After a two-week trial, the jury found in favor of Drummond, a Birmingham-based coal company. Drummond had been sued by relatives of the union leaders under an arcane 18th-century law that permits U.S. corporations to be sued in American courts for alleged rights abuses committed abroad. The decision is sure to be welcomed by other major U.S. companies -- many of them energy firms like Drummond -- that have faced a spate of suits from foreigners who say the companies violated their rights.
"They can take comfort in the verdict that the jury returned," said Carl Tobias, an expert on federal courts at the University of Richmond School of Law. "I think these are incredibly important cases, but very difficult cases. They're so politically charged, with so many international ramifications."
Lawyers who brought the suit against Drummond, as well as other legal experts who have followed similar suits, said this was the first time a U.S. company had gone to trial under the Alien Tort Claims Act, which was approved in 1789 to fight piracy and protect American interests abroad. The Bush administration has said rights abuse lawsuits that resurrected the old tort statute have been frivolous. But the Supreme Court in 2004 upheld a ruling that foreigners could sue in U.S. courts for abuses abroad, though under tightly defined legal limits.
Drummond, which was sued in 2002, the year after the three men were killed, celebrated the verdict. The company has long argued that it had nothing to do with the paramilitary groups that operate in Cesar state, where the company operates an open-pit mine that produces 25 million tons of coal a year.
"This day has been a long time coming," Drummond said in a statement. "We are pleased with the jury's verdict."
Still, Drummond continues to face scrutiny. Colombian prosecutors have been investigating possible ties between paramilitary groups and the energy company.

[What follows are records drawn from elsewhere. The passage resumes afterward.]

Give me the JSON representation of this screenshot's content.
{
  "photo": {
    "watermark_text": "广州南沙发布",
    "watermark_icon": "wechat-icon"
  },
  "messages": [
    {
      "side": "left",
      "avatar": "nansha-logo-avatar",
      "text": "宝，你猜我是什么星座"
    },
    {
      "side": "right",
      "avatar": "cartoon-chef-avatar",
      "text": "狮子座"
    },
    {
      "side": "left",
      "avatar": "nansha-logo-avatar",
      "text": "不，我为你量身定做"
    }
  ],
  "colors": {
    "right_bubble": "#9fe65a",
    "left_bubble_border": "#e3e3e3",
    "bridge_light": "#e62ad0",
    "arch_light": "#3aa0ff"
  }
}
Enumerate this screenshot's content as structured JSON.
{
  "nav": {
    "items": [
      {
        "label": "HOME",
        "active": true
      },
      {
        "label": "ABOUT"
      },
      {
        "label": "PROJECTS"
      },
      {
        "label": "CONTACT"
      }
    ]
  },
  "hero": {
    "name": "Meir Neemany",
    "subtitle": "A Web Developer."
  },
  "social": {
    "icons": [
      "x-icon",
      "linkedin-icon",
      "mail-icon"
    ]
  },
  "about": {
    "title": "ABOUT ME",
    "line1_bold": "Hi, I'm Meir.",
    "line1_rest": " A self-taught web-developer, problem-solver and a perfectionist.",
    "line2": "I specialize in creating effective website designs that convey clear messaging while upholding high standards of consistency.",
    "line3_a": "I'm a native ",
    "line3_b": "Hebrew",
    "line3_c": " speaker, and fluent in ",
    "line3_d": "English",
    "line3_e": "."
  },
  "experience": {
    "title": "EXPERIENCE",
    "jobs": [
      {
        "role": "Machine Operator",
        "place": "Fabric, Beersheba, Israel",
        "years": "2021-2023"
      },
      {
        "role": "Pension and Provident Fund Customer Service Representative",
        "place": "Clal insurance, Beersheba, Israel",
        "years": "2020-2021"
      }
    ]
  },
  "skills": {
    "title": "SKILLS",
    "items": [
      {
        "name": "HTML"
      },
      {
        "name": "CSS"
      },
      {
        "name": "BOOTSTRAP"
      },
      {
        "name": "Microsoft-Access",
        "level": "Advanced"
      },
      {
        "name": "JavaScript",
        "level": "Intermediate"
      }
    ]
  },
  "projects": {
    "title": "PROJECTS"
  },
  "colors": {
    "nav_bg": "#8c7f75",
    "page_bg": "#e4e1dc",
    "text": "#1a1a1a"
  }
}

And on Capitol Hill, Rep. Bill Delahunt (D-Mass.), who chairs the Foreign Affairs subcommittee on human rights, recently held hearings on Drummond's activities in Colombia and is planning another hearing on allegations against the company.
The undisputed facts are that gunmen from a coalition of paramilitary groups pulled Valmore Locarno, president of the local Drummond union, and Victor Orcasita, another union official, off a bus in March 2001 and fatally shot them. Almost seven months later, Gustavo Soler, who had succeeded Locarno as local president of the union, was also taken from a bus and killed. In Colombia's shadowy conflict, paramilitary groups ostensibly formed to fight rebels have killed hundreds of union activists, often accusing them of being rebel sympathizers.
News of the verdict stunned a close relative of Soler, who requested anonymity for fear of retribution. "There were a lot of witnesses and evidence to show that the company does collaborate with the paramilitaries," she said. "We went to the United States because we thought there would be justice."
The relatives' attorneys, as well as union leaders here who helped build the case against Drummond, said they would not give up.
"We're going to appeal," said Francisco Ramírez, general secretary of Funtraenergetica, a federation of unions representing energy and mine workers. "The fight continues."